Valentine said she has seen several pieces of propaganda from the supporters of Initiative 26 which say in-vitro would not be outlawed, but that the embryos created through the process could not be destroyed.
“This, in effect, would make in-vitro impossible for doctors to implement,” Valentine said. “Embryos are inevitably destroyed during the process itself and then there is the question of what would be done with the remaining non-implanted embryos? What about in cases like mine where the non-implanted embryos would have a debilitating and life-threatening genetic disease? No doctor would be willing to perform in-vitro with such regulations in place.”
Valentine said it is heartbreaking to think her child’s chance at a normal life could be taken away.
“No one should have to watch their child suffer as mine does,” Valentine said. “Please do not take away the only hope we have.”
Starkville native Kat Hester said she is voting no to 26 because she feels it is ludicrous to think the state should be making such personal choices for women and families.
“How do any of us fit in to these complete strangers’ decisions,” Hester said. “Why is it our business to assume control over anyone else’s life choices? Are we going to provide funding for them? How ethical is it to force fellow citizens, and their precious families, to do that which is far more complex, irreparable or crippling? When did each family’s careful planning of having — or not having — babies become the public’s concern?”
Finally, the American Congress of Obstetricians and Gynecologists state in a letter signed by the chair, vice-chair and secretary-treasurer of the Miss. Section of the ACOG the following:
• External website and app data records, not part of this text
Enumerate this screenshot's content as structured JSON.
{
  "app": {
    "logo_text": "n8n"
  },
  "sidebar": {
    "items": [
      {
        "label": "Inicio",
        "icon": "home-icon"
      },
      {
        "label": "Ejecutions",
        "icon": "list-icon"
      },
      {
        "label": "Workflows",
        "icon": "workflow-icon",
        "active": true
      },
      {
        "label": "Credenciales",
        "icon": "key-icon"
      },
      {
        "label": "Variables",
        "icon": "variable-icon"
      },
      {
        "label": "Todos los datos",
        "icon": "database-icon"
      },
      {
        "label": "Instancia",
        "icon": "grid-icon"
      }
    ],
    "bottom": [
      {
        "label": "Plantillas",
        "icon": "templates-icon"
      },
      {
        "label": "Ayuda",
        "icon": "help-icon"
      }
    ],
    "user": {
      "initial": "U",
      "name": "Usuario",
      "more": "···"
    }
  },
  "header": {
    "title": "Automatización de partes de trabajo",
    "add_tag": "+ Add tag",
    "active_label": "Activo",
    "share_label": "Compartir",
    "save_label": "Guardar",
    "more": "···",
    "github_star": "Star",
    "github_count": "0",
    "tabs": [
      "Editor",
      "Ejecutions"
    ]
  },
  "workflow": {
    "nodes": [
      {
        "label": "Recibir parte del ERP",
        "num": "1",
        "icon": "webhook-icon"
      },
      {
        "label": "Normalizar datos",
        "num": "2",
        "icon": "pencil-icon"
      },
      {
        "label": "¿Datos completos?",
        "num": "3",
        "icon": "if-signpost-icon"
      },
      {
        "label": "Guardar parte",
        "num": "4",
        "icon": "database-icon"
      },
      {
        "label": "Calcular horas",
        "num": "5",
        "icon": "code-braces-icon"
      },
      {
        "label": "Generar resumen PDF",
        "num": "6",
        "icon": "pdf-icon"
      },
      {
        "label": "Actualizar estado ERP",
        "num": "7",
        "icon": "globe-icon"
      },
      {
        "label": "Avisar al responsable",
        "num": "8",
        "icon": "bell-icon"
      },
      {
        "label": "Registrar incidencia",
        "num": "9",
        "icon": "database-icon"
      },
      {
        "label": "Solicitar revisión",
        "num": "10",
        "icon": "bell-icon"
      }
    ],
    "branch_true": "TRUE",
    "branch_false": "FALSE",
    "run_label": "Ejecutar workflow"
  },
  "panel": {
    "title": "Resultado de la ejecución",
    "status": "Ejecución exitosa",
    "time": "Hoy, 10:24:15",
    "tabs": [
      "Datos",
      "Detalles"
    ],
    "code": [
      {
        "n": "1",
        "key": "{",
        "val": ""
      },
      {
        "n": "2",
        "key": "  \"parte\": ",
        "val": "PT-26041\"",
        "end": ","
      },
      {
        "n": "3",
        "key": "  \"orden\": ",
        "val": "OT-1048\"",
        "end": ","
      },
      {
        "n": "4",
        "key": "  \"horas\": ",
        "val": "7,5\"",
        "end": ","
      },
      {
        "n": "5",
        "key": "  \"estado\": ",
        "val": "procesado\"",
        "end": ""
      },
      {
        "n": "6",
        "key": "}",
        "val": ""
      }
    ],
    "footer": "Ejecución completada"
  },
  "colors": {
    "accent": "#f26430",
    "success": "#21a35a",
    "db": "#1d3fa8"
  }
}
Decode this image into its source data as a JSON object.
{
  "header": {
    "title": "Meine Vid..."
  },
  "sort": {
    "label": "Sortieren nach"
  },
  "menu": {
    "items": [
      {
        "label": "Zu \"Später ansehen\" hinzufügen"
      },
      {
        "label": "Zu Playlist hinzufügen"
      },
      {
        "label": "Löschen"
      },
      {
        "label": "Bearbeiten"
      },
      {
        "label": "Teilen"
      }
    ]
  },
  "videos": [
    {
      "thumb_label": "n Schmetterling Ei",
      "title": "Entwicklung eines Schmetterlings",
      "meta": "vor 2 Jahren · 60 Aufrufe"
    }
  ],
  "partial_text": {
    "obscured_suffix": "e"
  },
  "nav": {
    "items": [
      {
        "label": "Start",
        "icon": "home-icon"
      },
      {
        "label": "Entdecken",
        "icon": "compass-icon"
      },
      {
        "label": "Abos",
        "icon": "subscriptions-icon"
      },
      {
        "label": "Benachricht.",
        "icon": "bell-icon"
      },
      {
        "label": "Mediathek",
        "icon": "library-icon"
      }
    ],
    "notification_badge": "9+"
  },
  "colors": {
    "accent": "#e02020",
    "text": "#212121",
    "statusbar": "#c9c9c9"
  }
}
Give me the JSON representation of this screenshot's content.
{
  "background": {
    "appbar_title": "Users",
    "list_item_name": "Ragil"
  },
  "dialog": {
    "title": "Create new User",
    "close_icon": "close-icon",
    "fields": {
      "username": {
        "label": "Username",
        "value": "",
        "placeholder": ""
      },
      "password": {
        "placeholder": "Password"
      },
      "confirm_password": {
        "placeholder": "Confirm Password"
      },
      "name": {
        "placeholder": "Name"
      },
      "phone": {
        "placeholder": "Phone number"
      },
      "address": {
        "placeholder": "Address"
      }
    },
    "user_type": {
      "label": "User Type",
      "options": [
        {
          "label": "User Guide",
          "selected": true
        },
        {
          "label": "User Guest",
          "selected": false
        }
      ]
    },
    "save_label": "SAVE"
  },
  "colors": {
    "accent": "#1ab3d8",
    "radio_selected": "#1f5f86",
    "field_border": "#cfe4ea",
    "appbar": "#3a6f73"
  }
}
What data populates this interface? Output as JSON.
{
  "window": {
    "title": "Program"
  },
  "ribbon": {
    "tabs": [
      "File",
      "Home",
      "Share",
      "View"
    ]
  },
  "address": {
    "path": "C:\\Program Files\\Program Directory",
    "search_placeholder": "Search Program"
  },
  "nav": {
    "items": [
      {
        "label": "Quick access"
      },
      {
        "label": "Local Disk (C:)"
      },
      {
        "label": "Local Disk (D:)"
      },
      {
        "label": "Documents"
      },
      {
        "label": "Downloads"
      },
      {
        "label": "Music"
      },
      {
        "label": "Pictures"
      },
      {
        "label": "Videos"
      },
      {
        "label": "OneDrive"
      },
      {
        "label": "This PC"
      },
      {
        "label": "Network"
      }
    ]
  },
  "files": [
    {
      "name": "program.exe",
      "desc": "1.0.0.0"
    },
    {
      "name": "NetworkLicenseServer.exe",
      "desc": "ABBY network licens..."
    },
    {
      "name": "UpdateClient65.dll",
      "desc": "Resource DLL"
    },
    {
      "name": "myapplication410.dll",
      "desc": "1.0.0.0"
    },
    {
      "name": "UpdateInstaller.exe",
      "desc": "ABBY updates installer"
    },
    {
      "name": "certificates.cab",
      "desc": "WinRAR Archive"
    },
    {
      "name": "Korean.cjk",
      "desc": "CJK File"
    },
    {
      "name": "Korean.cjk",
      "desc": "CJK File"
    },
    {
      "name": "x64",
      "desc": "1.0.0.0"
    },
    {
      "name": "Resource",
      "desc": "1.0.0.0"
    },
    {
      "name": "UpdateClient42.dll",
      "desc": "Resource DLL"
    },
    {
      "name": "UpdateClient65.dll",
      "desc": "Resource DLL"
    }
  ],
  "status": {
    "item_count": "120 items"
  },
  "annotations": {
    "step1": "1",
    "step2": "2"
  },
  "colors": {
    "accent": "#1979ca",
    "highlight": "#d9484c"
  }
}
“The Executive Committee of the Mississippi Section, ACOG, has studied proposition 26 and we unanimously agree that is bad for the state of Mississippi. This amendment is not just a pro-choice or pro-life amendment. It has numerous unintended consequences that will affect the care of our patients. While we believe the intentions of this proposition’s supporters are not to do harm, we fear that the people of Mississippi as well as the doctors could be ‘collateral damage’ in the war over abortion.”